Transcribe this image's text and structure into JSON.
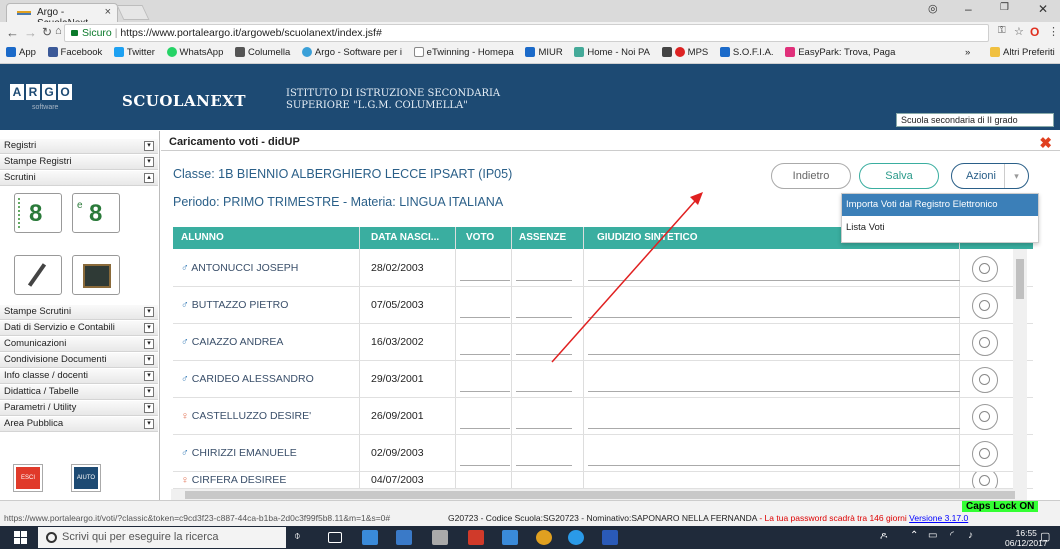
{
  "browser": {
    "tab_title": "Argo - ScuolaNext",
    "tab_close": "×",
    "url_secure": "Sicuro",
    "url": "https://www.portaleargo.it/argoweb/scuolanext/index.jsf#",
    "bookmarks": [
      "App",
      "Facebook",
      "Twitter",
      "WhatsApp",
      "Columella",
      "Argo - Software per i",
      "eTwinning - Homepa",
      "MIUR",
      "Home - Noi PA",
      "MPS",
      "S.O.F.I.A.",
      "EasyPark: Trova, Paga"
    ],
    "bookmarks_more": "»",
    "bookmarks_other": "Altri Preferiti"
  },
  "header": {
    "logo": "ARGO",
    "logo_sub": "software",
    "app_name": "SCUOLANEXT",
    "school_line1": "ISTITUTO DI ISTRUZIONE SECONDARIA",
    "school_line2": "SUPERIORE \"L.G.M. COLUMELLA\"",
    "school_type": "Scuola secondaria di II grado"
  },
  "sidebar": {
    "top_items": [
      "Registri",
      "Stampe Registri",
      "Scrutini"
    ],
    "icon_labels": [
      "8",
      "8"
    ],
    "items": [
      "Stampe Scrutini",
      "Dati di Servizio e Contabili",
      "Comunicazioni",
      "Condivisione Documenti",
      "Info classe / docenti",
      "Didattica / Tabelle",
      "Parametri / Utility",
      "Area Pubblica"
    ],
    "esci": "ESCI",
    "aiuto": "AIUTO"
  },
  "main": {
    "title": "Caricamento voti - didUP",
    "classe": "Classe: 1B BIENNIO ALBERGHIERO LECCE IPSART (IP05)",
    "periodo": "Periodo: PRIMO TRIMESTRE - Materia: LINGUA ITALIANA",
    "btn_indietro": "Indietro",
    "btn_salva": "Salva",
    "btn_azioni": "Azioni",
    "menu_importa": "Importa Voti dal Registro Elettronico",
    "menu_lista": "Lista Voti",
    "columns": [
      "ALUNNO",
      "DATA NASCI...",
      "VOTO",
      "ASSENZE",
      "GIUDIZIO SINTETICO"
    ],
    "students": [
      {
        "name": "ANTONUCCI JOSEPH",
        "dob": "28/02/2003",
        "gender": "♂"
      },
      {
        "name": "BUTTAZZO PIETRO",
        "dob": "07/05/2003",
        "gender": "♂"
      },
      {
        "name": "CAIAZZO ANDREA",
        "dob": "16/03/2002",
        "gender": "♂"
      },
      {
        "name": "CARIDEO ALESSANDRO",
        "dob": "29/03/2001",
        "gender": "♂"
      },
      {
        "name": "CASTELLUZZO DESIRE'",
        "dob": "26/09/2001",
        "gender": "♀"
      },
      {
        "name": "CHIRIZZI EMANUELE",
        "dob": "02/09/2003",
        "gender": "♂"
      },
      {
        "name": "CIRFERA DESIREE",
        "dob": "04/07/2003",
        "gender": "♀"
      }
    ]
  },
  "status": {
    "url": "https://www.portaleargo.it/voti/?classic&token=c9cd3f23-c887-44ca-b1ba-2d0c3f99f5b8.11&m=1&s=0#",
    "info": "G20723 - Codice Scuola:SG20723 - Nominativo:SAPONARO NELLA FERNANDA",
    "warning": "- La tua password scadrà tra 146 giorni",
    "version": "Versione 3.17.0",
    "caps": "Caps Lock ON"
  },
  "taskbar": {
    "search": "Scrivi qui per eseguire la ricerca",
    "time": "16:55",
    "date": "06/12/2017"
  },
  "colors": {
    "header_bg": "#1d4a73",
    "table_header": "#3aaea0",
    "accent_blue": "#2a5f88",
    "arrow": "#e02020"
  }
}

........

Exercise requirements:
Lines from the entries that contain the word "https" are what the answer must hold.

Expected output:
    "url": "https://www.portaleargo.it/argoweb/scuolanext/index.jsf#",
    "url": "https://www.portaleargo.it/voti/?classic&token=c9cd3f23-c887-44ca-b1ba-2d0c3f99f5b8.11&m=1&s=0#",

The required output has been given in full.